For more information on dining and the wide range of activities around Lake Tahoe, see the online version of
The Tahoe Weekly. This article appeared in my column "It's Grape" in February 2011.

Book in Process: " Pioneers in Wine in the Sierra and Its Foothills".

How To Use Your iPhone to Enhance Your Wine Knowledge: GUEST BLOG

How To Use Your iPhone to Enhance Your Wine Knowledge

Drinking wine and using your mobile phone is rarely a good idea. You might dial an ex-girlfriend and mouth off about why you left her, or drunkenly roam the internet for hours searching for that elusive answer to the debate that you and your friend have been squabbling over and end up with a huge bill at the end of the month. However, with the development of the iPhone, there are now iPhone apps that can help you enhance your knowledge of wine and enjoy the experience of tasting your favourite tipple.

For example, Pocket Wine, ($3.99) is a fantastic new app that encourages you to expand your knowledge of the wine world, whilst simultaneously matching your tastes to specific wines. By listing all of the main Table Wine grape varieties of grapes and blends, Pocket Wine offers you a clear understanding of these wines, allowing you the opportunity to learn a great amount about the world of wine at a fraction of the price of a sommelier course or ten years of drinking in wine bars. The good thing about this app is that it never pushes any wine on you or tries to sell you individual bottles, but rather it matches potential wines to your palate through a series of questions aimed at identifying your preferred tastes in the My Taste section. It also matches and pairs different foods to particular wines and grape varieties, meaning that you will never again have a meal that doesn’t match your wine.

The Wine Enthusiast Guide, ($4.99) is based on the popular wine magazine of the same name, and lists thousands of professional reviews of individual bottles, constantly updated by a panel of experts. As well as being able to search for every wine regarding to grape variety or blend, style, price, variety and region, you can also enjoy the twenty illustrated tutorials that guide you through the art of unlocking the secrets of wine. If you like the lesson, you can follow links to hundreds of pages of web content that will help further your wine knowledge.
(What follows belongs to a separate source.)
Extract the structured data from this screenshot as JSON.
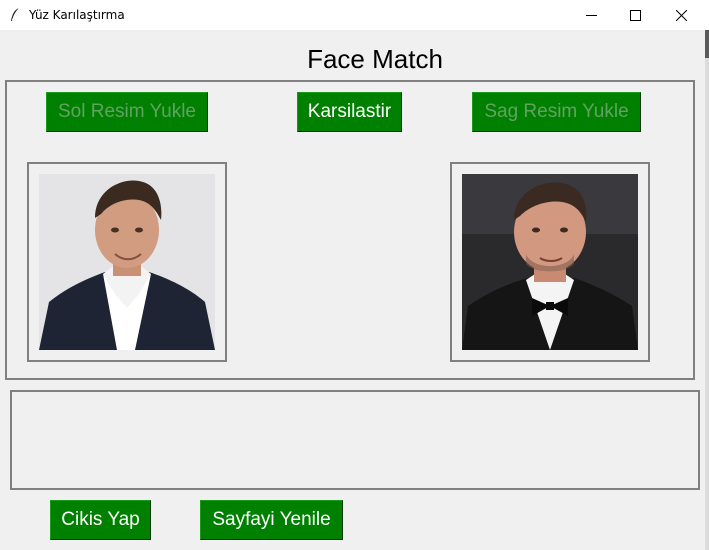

You’ll never be embarrassed by a snooty waiter in a restaurant ever again!

Now, anybody who has been a tourist or a long-term visitor in the wonderful world of wine is bound to have come across a wine snob. These guys can be pretty unpleasant at the best of times, let alone when they’ve had one too many and they are bubbling with arrogance and disdainful sniffs. However, the iPhone app that shares the same name as these haughty characters provides you with enough ammunition to challenge them when they try to disparage your best efforts in wine-based conversation. Wine Snob, ($1.99) is a particularly sophisticated iPhone app that allows you to track and rate each wine that you try, whilst searching for recommendations, definitions and food pairings. The descriptions of the wines are the apps strong point, separating it from other apps of the same ilk; sometimes its like reading a wine-based novel, giving plenty of vernacular to impress and defeat you snobby opponent.

There are plenty of apps out there for you to collect and select, but these three are an excellent starting point. Above all, the most important thing is that you enjoy your wine, and take pleasure in recommending wines to others; if your iPhone can help you expand your knowledge of wine, then you should utilize this tool and treat your taste buds to the technological advances in the wine world. Now, who said that technology had to be boring?!

Guest author David Harfield blogs at about iPhone apps, accessories, and also provides tips to get the most out of your iPhone.